Written on behalf of Peter McSherry
Over the summer, there were several reports of COVID-19 outbreaks reported among migrant workers in Ontario, and particularly in the Southwestern region of the province. Workers reported a lack of support from employers, ranging from close quarters with other workers, a lack of safety equipment, and even insufficient necessities such as food. As a result, over 1,300 migrant workers in Ontario alone had tested positive for COVID-19, and three had died from complications.
Migrant Workers Faced Unsafe Living Quarters & Unsympathetic Employers
One of those who died was Juan Lopez Chaparro, a migrant worker from Mexico who had been employed by Scotlynn Sweetpac Growers Inc. (‘Scotlynn’) in southwestern Ontario. Chaparro, along with several other migrant workers, arrived for work on the farm in April, undergoing an immediate quarantine period as per government regulations. Following the quarantine, the workers were assigned living quarters consisting of bunkhouses divided into four apartments. Each apartment housed 13 people, with approximately 4 people sharing each bedroom. Residents said the living conditions were very poor, with unfinished walls, uncomfortable beds, and a lack of space. Workers were also unable to maintain a safe distance from one another, per health guidelines.
By early June, 190 migrant workers at Scotlynn had tested positive for COVID-19. As a result, all workers underwent a second quarantine period at a local hotel. One of the workers, Gabriel Flores, met a professor at Western University at the hotel by chance, and the professor introduced Flores to the Migrant Workers Alliance for Change (the ‘Alliance’). The Alliance is a non-profit organization dedicated to helping migrant workers who otherwise have little power in comparison to their employers.
When the workers returned to Scotlynn after the second quarantine, Chaparro became ill and Flores, who shared living quarters with Chaparro, informed supervisors about Chaparro’s condition. Chaparro was taken to hospital, where he died shortly afterward. The workers were called to a special meeting later that day to inform them about Chaparro’s death and answer their questions. After the meeting, Flores expressed anger that the employer had not been doing more to protect workers. The employer informed them they could take the following day off to mourn Chaparro if they wished.
The next day, the owner of Scotlynn, Robert Biddle, confronted Flores with a cellphone video that he claimed showed Flores participating in a media interview. There had been significant media attention on the farm due to the recent quarantine and high infection rate.

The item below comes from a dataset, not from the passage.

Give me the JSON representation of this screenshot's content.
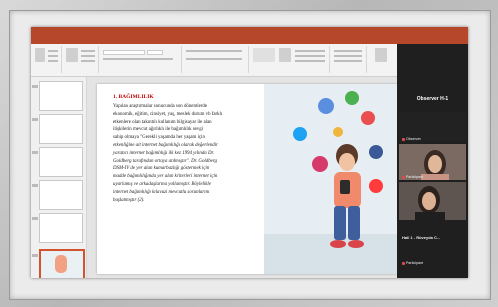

Flores alleged he was told he was being sent back to Mexico in “the wee hours of the night”. It was later confirmed that Scotlynn had made travel arrangements to send Flores back home.
Dismissed for Allegedly Speaking Out About Safety Concerns
Flores was in touch with the professor he had met later that same day, and she arranged for him to be picked up from the farm and put him in touch with the Alliance. The Alliance arranged for legal representation, and Flores brought an application before the Ontario Labour Relations Board for unfair dismissal pursuant to s. 50(1) of the Occupational Health and Safety Act.
OLRB Alternate Chair Matthew Wilson found that there was a significant power imbalance inherent in the relationship between an employer and employee, especially when the employee is a migrant worker:
The power imbalance between the employer and Mr. Flores, as a migrant worker who does not speak English and relies on the employer for wages, shelter and transportation, should have been more carefully managed since a reprisal can strike a far deeper wound than might otherwise occur in the traditional employment relationship. Mr. Flores was particularly vulnerable as a temporary worker from Mexico who did not speak the language. He did not have access to the resources to minimize the pain and suffering, nor was he able to abate the injury suffered because of Scotlynn’s reaction to his objections about health and safety at the farm.
The OLRB found in favour of Mr. Flores, awarding him the following damages:
- $538.27 for lost wages;
- $16,811.81 for loss of future earnings;
- $2,654.50 for reasonable expectation of continued employment; and
- $5,000.00 for pain and suffering.
The threat of COVID-19 is ongoing, and employers have a duty to look out for the safety and wellbeing of their staff. If you are an employee concerned about safety in the workplace, contact the offices of Guelph employment lawyer Peter McSherry. We regularly assist employees with employment and labour issues. Contact us online or by phone at 519-821-5465 to schedule a consultation.